The collaborative and community-driven nature of open-source databases ensures the accuracy and recency of data as contributors can review, correct, or add information to enhance the overall data quality.

Flexibility and customisation

You can easily customise open-source geospatial data to meet the specific needs of your project. It is really easy to extract or filter for data on specific attributes and relevant regions or manipulate the data to suit your machine learning algorithms.

Ease of integration with open-source tools

Potentially, the biggest advantage of open-source GIS data is its ease of integration with a wide variety of open-source tools and systems.

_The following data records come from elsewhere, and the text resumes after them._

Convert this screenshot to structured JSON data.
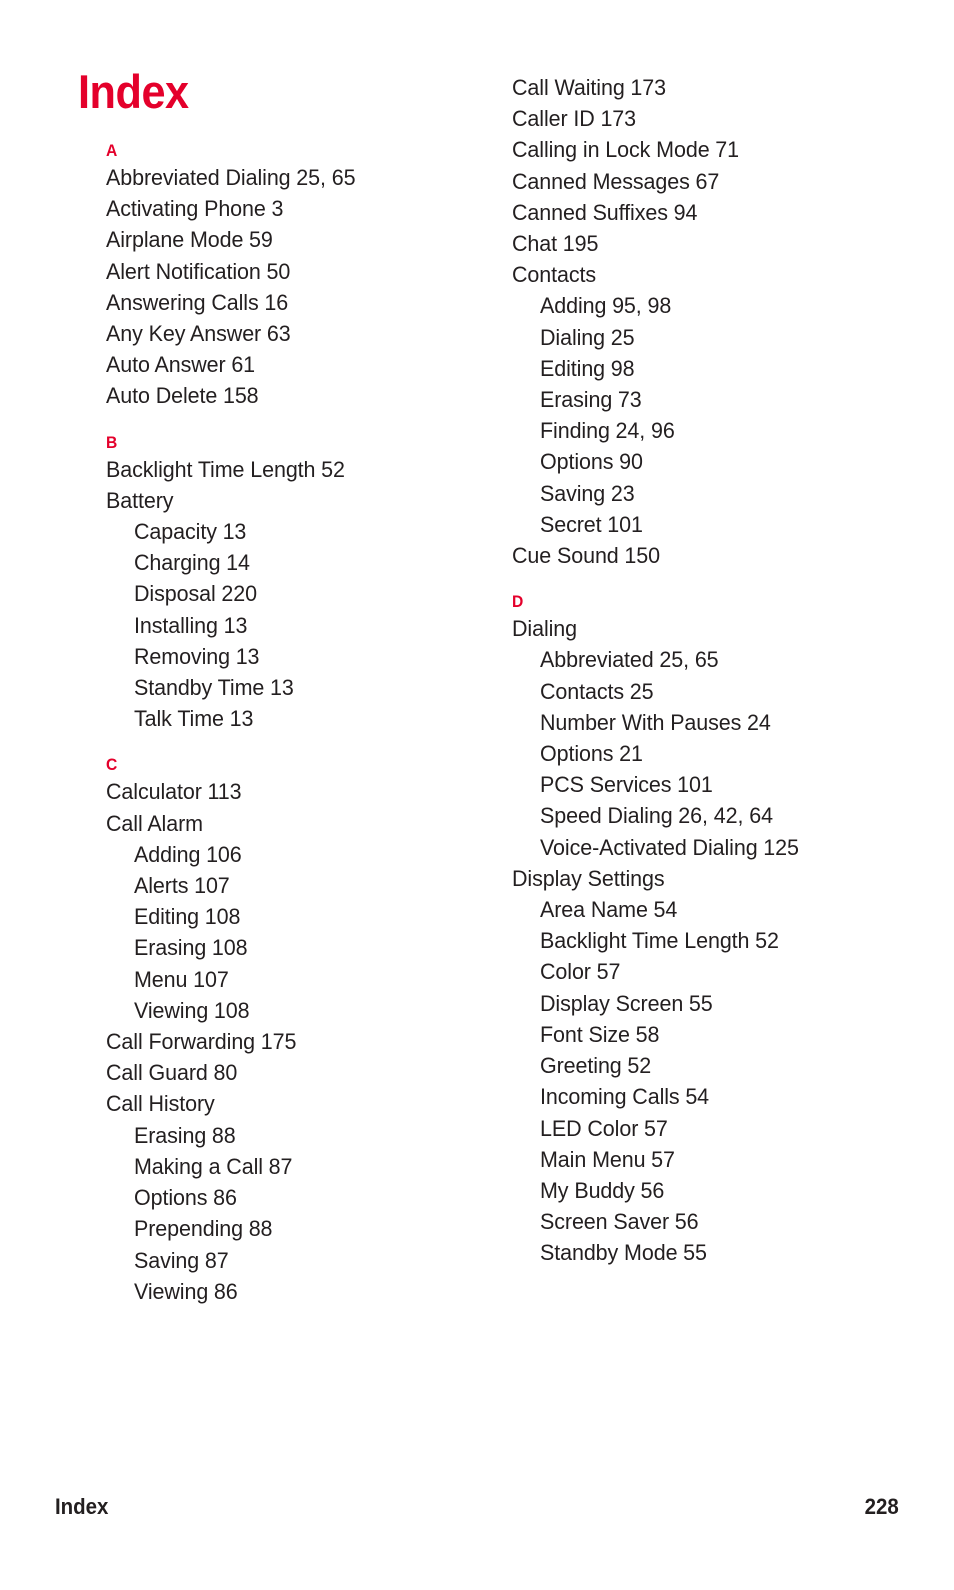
{
  "document": {
    "title": "Index",
    "title_color": "#e4002b",
    "text_color": "#231f20",
    "background_color": "#ffffff"
  },
  "footer": {
    "label": "Index",
    "page_number": "228"
  },
  "columns": [
    {
      "id": "left",
      "sections": [
        {
          "letter": "A",
          "entries": [
            {
              "level": "main",
              "label": "Abbreviated Dialing",
              "pages": "25, 65"
            },
            {
              "level": "main",
              "label": "Activating Phone",
              "pages": "3"
            },
            {
              "level": "main",
              "label": "Airplane Mode",
              "pages": "59"
            },
            {
              "level": "main",
              "label": "Alert Notification",
              "pages": "50"
            },
            {
              "level": "main",
              "label": "Answering Calls",
              "pages": "16"
            },
            {
              "level": "main",
              "label": "Any Key Answer",
              "pages": "63"
            },
            {
              "level": "main",
              "label": "Auto Answer",
              "pages": "61"
            },
            {
              "level": "main",
              "label": "Auto Delete",
              "pages": "158"
            }
          ]
        },
        {
          "letter": "B",
          "entries": [
            {
              "level": "main",
              "label": "Backlight Time Length",
              "pages": "52"
            },
            {
              "level": "main",
              "label": "Battery",
              "pages": ""
            },
            {
              "level": "sub",
              "label": "Capacity",
              "pages": "13"
            },
            {
              "level": "sub",
              "label": "Charging",
              "pages": "14"
            },
            {
              "level": "sub",
              "label": "Disposal",
              "pages": "220"
            },
            {
              "level": "sub",
              "label": "Installing",
              "pages": "13"
            },
            {
              "level": "sub",
              "label": "Removing",
              "pages": "13"
            },
            {
              "level": "sub",
              "label": "Standby Time",
              "pages": "13"
            },
            {
              "level": "sub",
              "label": "Talk Time",
              "pages": "13"
            }
          ]
        },
        {
          "letter": "C",
          "entries": [
            {
              "level": "main",
              "label": "Calculator",
              "pages": "113"
            },
            {
              "level": "main",
              "label": "Call Alarm",
              "pages": ""
            },
            {
              "level": "sub",
              "label": "Adding",
              "pages": "106"
            },
            {
              "level": "sub",
              "label": "Alerts",
              "pages": "107"
            },
            {
              "level": "sub",
              "label": "Editing",
              "pages": "108"
            },
            {
              "level": "sub",
              "label": "Erasing",
              "pages": "108"
            },
            {
              "level": "sub",
              "label": "Menu",
              "pages": "107"
            },
            {
              "level": "sub",
              "label": "Viewing",
              "pages": "108"
            },
            {
              "level": "main",
              "label": "Call Forwarding",
              "pages": "175"
            },
            {
              "level": "main",
              "label": "Call Guard",
              "pages": "80"
            },
            {
              "level": "main",
              "label": "Call History",
              "pages": ""
            },
            {
              "level": "sub",
              "label": "Erasing",
              "pages": "88"
            },
            {
              "level": "sub",
              "label": "Making a Call",
              "pages": "87"
            },
            {
              "level": "sub",
              "label": "Options",
              "pages": "86"
            },
            {
              "level": "sub",
              "label": "Prepending",
              "pages": "88"
            },
            {
              "level": "sub",
              "label": "Saving",
              "pages": "87"
            },
            {
              "level": "sub",
              "label": "Viewing",
              "pages": "86"
            }
          ]
        }
      ]
    },
    {
      "id": "right",
      "sections": [
        {
          "letter": "",
          "continued": true,
          "entries": [
            {
              "level": "main",
              "label": "Call Waiting",
              "pages": "173"
            },
            {
              "level": "main",
              "label": "Caller ID",
              "pages": "173"
            },
            {
              "level": "main",
              "label": "Calling in Lock Mode",
              "pages": "71"
            },
            {
              "level": "main",
              "label": "Canned Messages",
              "pages": "67"
            },
            {
              "level": "main",
              "label": "Canned Suffixes",
              "pages": "94"
            },
            {
              "level": "main",
              "label": "Chat",
              "pages": "195"
            },
            {
              "level": "main",
              "label": "Contacts",
              "pages": ""
            },
            {
              "level": "sub",
              "label": "Adding",
              "pages": "95, 98"
            },
            {
              "level": "sub",
              "label": "Dialing",
              "pages": "25"
            },
            {
              "level": "sub",
              "label": "Editing",
              "pages": "98"
            },
            {
              "level": "sub",
              "label": "Erasing",
              "pages": "73"
            },
            {
              "level": "sub",
              "label": "Finding",
              "pages": "24, 96"
            },
            {
              "level": "sub",
              "label": "Options",
              "pages": "90"
            },
            {
              "level": "sub",
              "label": "Saving",
              "pages": "23"
            },
            {
              "level": "sub",
              "label": "Secret",
              "pages": "101"
            },
            {
              "level": "main",
              "label": "Cue Sound",
              "pages": "150"
            }
          ]
        },
        {
          "letter": "D",
          "entries": [
            {
              "level": "main",
              "label": "Dialing",
              "pages": ""
            },
            {
              "level": "sub",
              "label": "Abbreviated",
              "pages": "25, 65"
            },
            {
              "level": "sub",
              "label": "Contacts",
              "pages": "25"
            },
            {
              "level": "sub",
              "label": "Number With Pauses",
              "pages": "24"
            },
            {
              "level": "sub",
              "label": "Options",
              "pages": "21"
            },
            {
              "level": "sub",
              "label": "PCS Services",
              "pages": "101"
            },
            {
              "level": "sub",
              "label": "Speed Dialing",
              "pages": "26, 42, 64"
            },
            {
              "level": "sub",
              "label": "Voice-Activated Dialing",
              "pages": "125"
            },
            {
              "level": "main",
              "label": "Display Settings",
              "pages": ""
            },
            {
              "level": "sub",
              "label": "Area Name",
              "pages": "54"
            },
            {
              "level": "sub",
              "label": "Backlight Time Length",
              "pages": "52"
            },
            {
              "level": "sub",
              "label": "Color",
              "pages": "57"
            },
            {
              "level": "sub",
              "label": "Display Screen",
              "pages": "55"
            },
            {
              "level": "sub",
              "label": "Font Size",
              "pages": "58"
            },
            {
              "level": "sub",
              "label": "Greeting",
              "pages": "52"
            },
            {
              "level": "sub",
              "label": "Incoming Calls",
              "pages": "54"
            },
            {
              "level": "sub",
              "label": "LED Color",
              "pages": "57"
            },
            {
              "level": "sub",
              "label": "Main Menu",
              "pages": "57"
            },
            {
              "level": "sub",
              "label": "My Buddy",
              "pages": "56"
            },
            {
              "level": "sub",
              "label": "Screen Saver",
              "pages": "56"
            },
            {
              "level": "sub",
              "label": "Standby Mode",
              "pages": "55"
            }
          ]
        }
      ]
    }
  ]
}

This makes it easy for developers to leverage the open-source ecosystem to achieve their goals.

Open data governance

Despite the tremendous potential of open-source GIS data, we cannot use it safely and effectively without appropriate open data governance. The enforcement of regulations such as the General Data Protection Regulation (GDPR) and the California Consumer Privacy Act (CCPA), which emphasize data security and carry substantial fines for non-compliance, has not only raised awareness in the realm of data protection but has also indirectly influenced geospatial preparedness. Most countries are putting open data initiatives in place, with federal governments having to make public data available in machine-readable format in the public domain. However, these initiatives fail to address the use of geospatial data and information, leaving a gap the policymakers must address to ensure open data governance and leverage the full potential open-source geospatial data for efficient geospatial services.

Country like India has, over the past year, producing a rich base of map information and survey, has encapsulated into a Spatial Data Infrastructure (NSDI) to emphasis that Only through common conventions and technical agreements, standards, metadata definitions, network and access protocols will it be easily possible for the NSDI to come into existence.

How can Infosys BPM help?

Infosys BPM offers geospatial services that can help you leverage 20+ years of domain experience and a network of 30k+ global associates to address challenges like provisioning, outage, field/fleet operations, disaster, data quality, and so on. With services like GIS consulting, spatial data management, application support and maintenance, spatial data analysis, and program management, Infosys BPM can help you leverage the power of open-source GIS data and location intelligence to grow.

Recent Posts